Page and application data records
= Beginning of Section =
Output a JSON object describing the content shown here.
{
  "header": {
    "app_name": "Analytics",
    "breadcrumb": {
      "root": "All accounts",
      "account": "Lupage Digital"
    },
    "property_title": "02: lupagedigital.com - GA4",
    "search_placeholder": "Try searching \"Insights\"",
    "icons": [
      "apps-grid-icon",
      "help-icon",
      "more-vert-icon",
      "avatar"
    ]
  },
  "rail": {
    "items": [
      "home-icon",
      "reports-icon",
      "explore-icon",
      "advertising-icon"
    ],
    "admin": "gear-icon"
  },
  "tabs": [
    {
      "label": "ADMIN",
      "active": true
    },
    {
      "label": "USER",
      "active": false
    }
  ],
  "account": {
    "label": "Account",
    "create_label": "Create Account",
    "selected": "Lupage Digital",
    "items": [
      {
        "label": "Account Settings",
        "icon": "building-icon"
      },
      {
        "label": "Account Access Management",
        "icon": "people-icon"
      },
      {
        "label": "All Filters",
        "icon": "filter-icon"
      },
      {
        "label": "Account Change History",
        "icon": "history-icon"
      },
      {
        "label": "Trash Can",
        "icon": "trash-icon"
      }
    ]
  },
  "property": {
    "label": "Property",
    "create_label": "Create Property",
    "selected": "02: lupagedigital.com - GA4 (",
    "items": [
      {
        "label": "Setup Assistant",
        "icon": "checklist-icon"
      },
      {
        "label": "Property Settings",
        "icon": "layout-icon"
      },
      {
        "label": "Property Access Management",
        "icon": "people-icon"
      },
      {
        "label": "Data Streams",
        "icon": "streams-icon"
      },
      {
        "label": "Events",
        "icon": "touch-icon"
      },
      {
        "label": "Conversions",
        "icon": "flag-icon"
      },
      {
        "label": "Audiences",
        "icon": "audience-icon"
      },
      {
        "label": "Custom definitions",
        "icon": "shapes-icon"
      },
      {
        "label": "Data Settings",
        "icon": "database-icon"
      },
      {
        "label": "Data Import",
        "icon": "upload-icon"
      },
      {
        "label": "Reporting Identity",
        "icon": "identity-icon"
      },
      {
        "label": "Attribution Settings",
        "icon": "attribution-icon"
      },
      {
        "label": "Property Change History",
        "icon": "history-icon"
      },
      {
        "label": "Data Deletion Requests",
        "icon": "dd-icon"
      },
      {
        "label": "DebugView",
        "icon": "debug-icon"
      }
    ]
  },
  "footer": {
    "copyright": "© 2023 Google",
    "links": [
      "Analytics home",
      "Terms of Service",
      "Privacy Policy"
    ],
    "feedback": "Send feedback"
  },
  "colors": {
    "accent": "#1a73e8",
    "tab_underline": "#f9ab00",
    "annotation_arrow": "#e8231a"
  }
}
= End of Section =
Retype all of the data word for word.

Output a JSON object describing the content shown here.
{
  "header": {
    "app_name": "Analytics",
    "breadcrumb": {
      "root": "All accounts",
      "account": "Lupage Digital"
    },
    "property_title": "02: lupagedigital.com - GA4",
    "search_placeholder": "Try searching \"Insights\"",
    "icons": [
      "apps-grid-icon",
      "help-icon",
      "more-vert-icon",
      "avatar"
    ]
  },
  "rail": {
    "items": [
      "home-icon",
      "reports-icon",
      "explore-icon",
      "advertising-icon"
    ],
    "admin": "gear-icon"
  },
  "tabs": [
    {
      "label": "ADMIN",
      "active": true
    },
    {
      "label": "USER",
      "active": false
    }
  ],
  "account": {
    "label": "Account",
    "create_label": "Create Account",
    "selected": "Lupage Digital",
    "items": [
      {
        "label": "Account Settings",
        "icon": "building-icon"
      },
      {
        "label": "Account Access Management",
        "icon": "people-icon"
      },
      {
        "label": "All Filters",
        "icon": "filter-icon"
      },
      {
        "label": "Account Change History",
        "icon": "history-icon"
      },
      {
        "label": "Trash Can",
        "icon": "trash-icon"
      }
    ]
  },
  "property": {
    "label": "Property",
    "create_label": "Create Property",
    "selected": "02: lupagedigital.com - GA4 (",
    "items": [
      {
        "label": "Setup Assistant",
        "icon": "checklist-icon"
      },
      {
        "label": "Property Settings",
        "icon": "layout-icon"
      },
      {
        "label": "Property Access Management",
        "icon": "people-icon"
      },
      {
        "label": "Data Streams",
        "icon": "streams-icon"
      },
      {
        "label": "Events",
        "icon": "touch-icon"
      },
      {
        "label": "Conversions",
        "icon": "flag-icon"
      },
      {
        "label": "Audiences",
        "icon": "audience-icon"
      },
      {
        "label": "Custom definitions",
        "icon": "shapes-icon"
      },
      {
        "label": "Data Settings",
        "icon": "database-icon"
      },
      {
        "label": "Data Import",
        "icon": "upload-icon"
      },
      {
        "label": "Reporting Identity",
        "icon": "identity-icon"
      },
      {
        "label": "Attribution Settings",
        "icon": "attribution-icon"
      },
      {
        "label": "Property Change History",
        "icon": "history-icon"
      },
      {
        "label": "Data Deletion Requests",
        "icon": "dd-icon"
      },
      {
        "label": "DebugView",
        "icon": "debug-icon"
      }
    ]
  },
  "footer": {
    "copyright": "© 2023 Google",
    "links": [
      "Analytics home",
      "Terms of Service",
      "Privacy Policy"
    ],
    "feedback": "Send feedback"
  },
  "colors": {
    "accent": "#1a73e8",
    "tab_underline": "#f9ab00",
    "annotation_arrow": "#e8231a"
  }
}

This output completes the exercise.